- Streptococcus pneumonia
- Haemophilus influenza
- Moraxella catarrhalis
- deep, severe cough
- difficulty breathing
- high fever
- high-pitched sound when breathing (stridor)
- nasal flaring
- cyanosis, a blue color of the skin associated with lack of oxygen
- blood oxygen level
- nasopharyngeal culture – taking a sample of mucous secretions from the uppermost part of the throat to see if bacteria are present
- tracheal culture to see if bacteria are present
- X-ray of the trachea
The trachea (windpipe) is an important part of the body’s airway system. When air enters through the nose or mouth, it travels through the larynx (an organ that aids in breathing and sound production, also called the voice box), and down the windpipe. The trachea then branches into two tubes, called bronchi, which deliver air directly to the lungs. In addition to delivering oxygen to the lungs, the trachea also carries carbon dioxide out of the body through exhalation.
Tracheitis is a bacterial infection of the trachea. According to Medscape Reference (MR), this type of infection typically affects younger children, but children up to the age of 16 may also be at risk. Bacterial tracheitis is more common in boys; however, it is a rare disease, affecting 0.1 per 100,000 children per year. (MR, 2010)
Although bacterial tracheitis is rare, if not treated promptly it can lead to life-threatening complications.
Bacterial tracheitis is typically caused by Staphylococcus aureus. However, there are other bacteria that can cause these infections. These include:
Although cases of the disorder have been reported in adults, bacterial tracheitis is most commonly seen in young children. Bacterial tracheitis often develops following an upper respiratory infection (URI), such as the common cold. Following a URI, bacteria are able to more easily invade the trachea, causing infection, inflammation, and rapid swelling.
Because the trachea of children is small and because of the position of the trachea in children, even mild swelling may quickly block the airway. This condition may not occur as rapidly in adults, and the infection may heal before the airway becomes obstructed. This may explain why bacterial tracheitis is seen more commonly in children than in adults.
Since cases of bacterial tracheitis often follow an upper respiratory infection, initial symptoms such as cough, runny nose, or a low-grade fever may appear. After two to five days, symptoms of infection and airway obstruction may develop. These symptoms may include:
A high-pitched sound while breathing can be a sign of serious infection and represents partial airway obstruction, a potentially fatal condition. If you or your child develops any of these symptoms, seek medical attention immediately.
Your doctor will be able to diagnose bacterial tracheitis with a physical exam and by listening to your lungs for signs of respiratory distress. To confirm diagnosis and rule out other health problems, your doctor may order additional tests. These may include:
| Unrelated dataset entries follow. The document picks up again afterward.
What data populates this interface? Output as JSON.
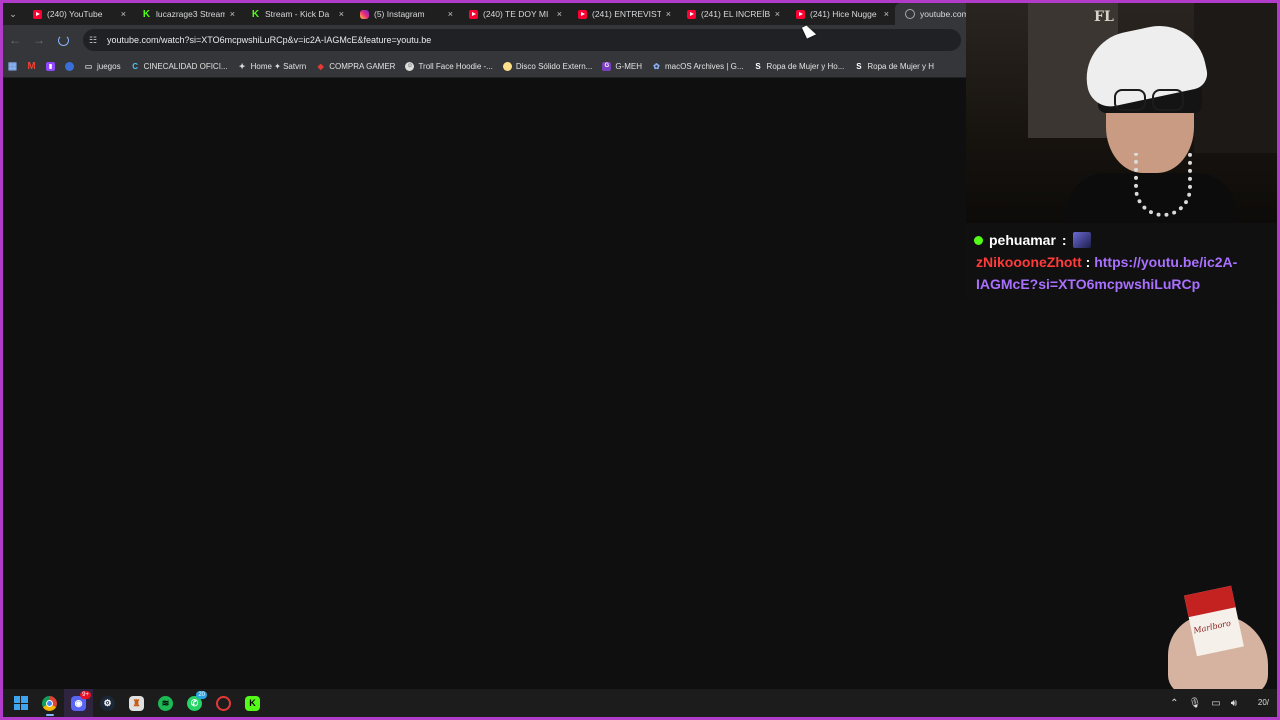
{
  "browser": {
    "tabs": [
      {
        "title": "(240) YouTube",
        "icon": "youtube-icon"
      },
      {
        "title": "lucazrage3 Stream",
        "icon": "kick-icon"
      },
      {
        "title": "Stream - Kick Da",
        "icon": "kick-icon"
      },
      {
        "title": "(5) Instagram",
        "icon": "instagram-icon"
      },
      {
        "title": "(240) TE DOY MI",
        "icon": "youtube-icon"
      },
      {
        "title": "(241) ENTREVISTA",
        "icon": "youtube-icon"
      },
      {
        "title": "(241) EL INCREÍBL",
        "icon": "youtube-icon"
      },
      {
        "title": "(241) Hice Nugge",
        "icon": "youtube-icon"
      },
      {
        "title": "youtube.com",
        "icon": "globe-icon"
      }
    ],
    "tab_close_glyph": "×",
    "url": "youtube.com/watch?si=XTO6mcpwshiLuRCp&v=ic2A-IAGMcE&feature=youtu.be",
    "bookmarks": [
      {
        "label": "",
        "icon": "gmail-icon"
      },
      {
        "label": "",
        "icon": "twitch-icon"
      },
      {
        "label": "",
        "icon": "profile-icon"
      },
      {
        "label": "juegos",
        "icon": "folder-icon"
      },
      {
        "label": "CINECALIDAD OFICI...",
        "icon": "cinecalidad-icon"
      },
      {
        "label": "Home ✦ Satvrn",
        "icon": "satvrn-icon"
      },
      {
        "label": "COMPRA GAMER",
        "icon": "compragamer-icon"
      },
      {
        "label": "Troll Face Hoodie -...",
        "icon": "troll-icon"
      },
      {
        "label": "Disco Sólido Extern...",
        "icon": "disk-icon"
      },
      {
        "label": "G-MEH",
        "icon": "gmeh-icon"
      },
      {
        "label": "macOS Archives | G...",
        "icon": "macos-icon"
      },
      {
        "label": "Ropa de Mujer y Ho...",
        "icon": "shein-icon"
      },
      {
        "label": "Ropa de Mujer y H",
        "icon": "shein-icon"
      }
    ]
  },
  "stream": {
    "wall_text": "FL",
    "chat": [
      {
        "user": "pehuamar",
        "separator": ":",
        "message": "",
        "user_color": "#ffffff"
      },
      {
        "user": "zNikoooneZhott",
        "separator": ":",
        "message": "https://youtu.be/ic2A-IAGMcE?si=XTO6mcpwshiLuRCp",
        "user_color": "#ff3b3b"
      }
    ],
    "pack_label": "Marlboro"
  },
  "taskbar": {
    "apps": [
      "windows-start",
      "chrome",
      "discord",
      "steam",
      "fiddler",
      "spotify",
      "whatsapp",
      "speedrun",
      "kick"
    ],
    "discord_badge": "9+",
    "whatsapp_badge": "20",
    "clock": "20/"
  },
  "colors": {
    "frame": "#b13cc9",
    "kick": "#53fc18",
    "youtube": "#ff0033",
    "link": "#a970ff",
    "chat_user_2": "#ff3b3b"
  }
}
Treatment will focus on clearing the airway and curing the infection. Most people with this condition will need a device called an endotracheal tube inserted into the airway to help with breathing. Once the tube is placed in your airway (intubation), it is connected to a ventilator. Intubation will improve lung function while you recover from your infection.
The outlook for this condition depends on how quickly you seek treatment. Airways in small children can swell quickly, making it difficult for them to breathe. If the trachea becomes completely blocked, this can lead to respiratory arrest and death.
If your infection is caused by the S. aureus bacterium you may also be at risk for developing toxic shock syndrome, which can lead to fever, shock, and organ failure. This condition can be fatal. However, with prompt treatment you are expected to make a full recovery.